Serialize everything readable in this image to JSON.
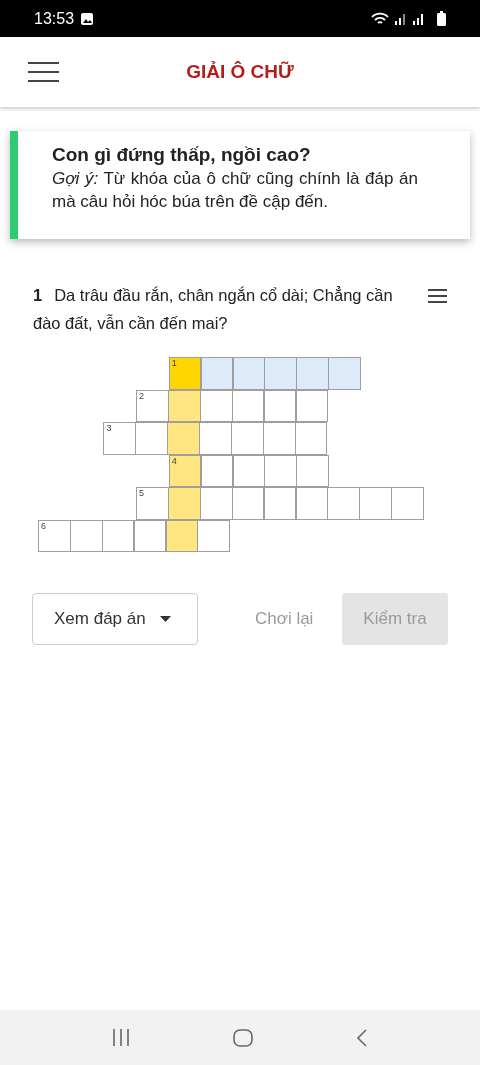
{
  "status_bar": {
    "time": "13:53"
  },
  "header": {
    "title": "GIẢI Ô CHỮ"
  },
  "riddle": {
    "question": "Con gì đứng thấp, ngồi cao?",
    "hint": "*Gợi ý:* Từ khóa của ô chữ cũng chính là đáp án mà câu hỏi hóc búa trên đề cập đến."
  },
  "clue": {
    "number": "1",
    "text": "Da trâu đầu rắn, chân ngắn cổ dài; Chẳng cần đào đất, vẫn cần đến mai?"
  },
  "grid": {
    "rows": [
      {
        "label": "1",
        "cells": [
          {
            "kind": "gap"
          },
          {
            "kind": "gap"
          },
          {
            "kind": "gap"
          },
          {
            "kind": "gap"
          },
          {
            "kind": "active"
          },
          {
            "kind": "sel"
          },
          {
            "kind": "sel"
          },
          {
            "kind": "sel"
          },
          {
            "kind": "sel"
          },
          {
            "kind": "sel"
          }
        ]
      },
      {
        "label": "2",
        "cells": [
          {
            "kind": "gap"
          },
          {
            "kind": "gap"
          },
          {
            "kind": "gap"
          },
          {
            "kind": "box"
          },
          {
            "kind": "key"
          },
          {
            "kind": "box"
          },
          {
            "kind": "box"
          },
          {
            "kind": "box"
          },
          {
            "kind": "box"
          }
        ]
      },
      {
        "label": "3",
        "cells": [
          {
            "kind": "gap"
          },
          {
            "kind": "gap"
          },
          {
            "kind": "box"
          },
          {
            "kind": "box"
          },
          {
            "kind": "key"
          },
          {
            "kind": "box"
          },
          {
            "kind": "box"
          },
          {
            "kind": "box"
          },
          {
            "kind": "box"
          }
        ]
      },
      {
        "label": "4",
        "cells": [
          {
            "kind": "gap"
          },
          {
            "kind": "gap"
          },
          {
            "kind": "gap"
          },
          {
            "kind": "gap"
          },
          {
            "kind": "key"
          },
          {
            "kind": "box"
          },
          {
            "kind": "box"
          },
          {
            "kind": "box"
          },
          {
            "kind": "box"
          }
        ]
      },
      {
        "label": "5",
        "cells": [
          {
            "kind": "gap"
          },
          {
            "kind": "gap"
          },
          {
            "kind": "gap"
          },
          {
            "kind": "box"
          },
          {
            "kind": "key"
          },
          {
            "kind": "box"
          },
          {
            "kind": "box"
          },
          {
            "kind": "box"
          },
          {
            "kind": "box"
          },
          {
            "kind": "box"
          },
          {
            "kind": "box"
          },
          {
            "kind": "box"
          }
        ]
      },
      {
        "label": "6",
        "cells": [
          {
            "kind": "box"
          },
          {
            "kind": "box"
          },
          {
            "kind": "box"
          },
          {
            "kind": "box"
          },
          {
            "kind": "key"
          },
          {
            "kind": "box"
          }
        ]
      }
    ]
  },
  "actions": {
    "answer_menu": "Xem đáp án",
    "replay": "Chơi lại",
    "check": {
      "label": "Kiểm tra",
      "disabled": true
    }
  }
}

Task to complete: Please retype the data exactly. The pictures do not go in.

Exercise output:
Serialize everything readable in this image to JSON.
{
  "status_bar": {
    "time": "13:53"
  },
  "header": {
    "title": "GIẢI Ô CHỮ"
  },
  "riddle": {
    "question": "Con gì đứng thấp, ngồi cao?",
    "hint": "*Gợi ý:* Từ khóa của ô chữ cũng chính là đáp án mà câu hỏi hóc búa trên đề cập đến."
  },
  "clue": {
    "number": "1",
    "text": "Da trâu đầu rắn, chân ngắn cổ dài; Chẳng cần đào đất, vẫn cần đến mai?"
  },
  "grid": {
    "rows": [
      {
        "label": "1",
        "cells": [
          {
            "kind": "gap"
          },
          {
            "kind": "gap"
          },
          {
            "kind": "gap"
          },
          {
            "kind": "gap"
          },
          {
            "kind": "active"
          },
          {
            "kind": "sel"
          },
          {
            "kind": "sel"
          },
          {
            "kind": "sel"
          },
          {
            "kind": "sel"
          },
          {
            "kind": "sel"
          }
        ]
      },
      {
        "label": "2",
        "cells": [
          {
            "kind": "gap"
          },
          {
            "kind": "gap"
          },
          {
            "kind": "gap"
          },
          {
            "kind": "box"
          },
          {
            "kind": "key"
          },
          {
            "kind": "box"
          },
          {
            "kind": "box"
          },
          {
            "kind": "box"
          },
          {
            "kind": "box"
          }
        ]
      },
      {
        "label": "3",
        "cells": [
          {
            "kind": "gap"
          },
          {
            "kind": "gap"
          },
          {
            "kind": "box"
          },
          {
            "kind": "box"
          },
          {
            "kind": "key"
          },
          {
            "kind": "box"
          },
          {
            "kind": "box"
          },
          {
            "kind": "box"
          },
          {
            "kind": "box"
          }
        ]
      },
      {
        "label": "4",
        "cells": [
          {
            "kind": "gap"
          },
          {
            "kind": "gap"
          },
          {
            "kind": "gap"
          },
          {
            "kind": "gap"
          },
          {
            "kind": "key"
          },
          {
            "kind": "box"
          },
          {
            "kind": "box"
          },
          {
            "kind": "box"
          },
          {
            "kind": "box"
          }
        ]
      },
      {
        "label": "5",
        "cells": [
          {
            "kind": "gap"
          },
          {
            "kind": "gap"
          },
          {
            "kind": "gap"
          },
          {
            "kind": "box"
          },
          {
            "kind": "key"
          },
          {
            "kind": "box"
          },
          {
            "kind": "box"
          },
          {
            "kind": "box"
          },
          {
            "kind": "box"
          },
          {
            "kind": "box"
          },
          {
            "kind": "box"
          },
          {
            "kind": "box"
          }
        ]
      },
      {
        "label": "6",
        "cells": [
          {
            "kind": "box"
          },
          {
            "kind": "box"
          },
          {
            "kind": "box"
          },
          {
            "kind": "box"
          },
          {
            "kind": "key"
          },
          {
            "kind": "box"
          }
        ]
      }
    ]
  },
  "actions": {
    "answer_menu": "Xem đáp án",
    "replay": "Chơi lại",
    "check": {
      "label": "Kiểm tra",
      "disabled": true
    }
  }
}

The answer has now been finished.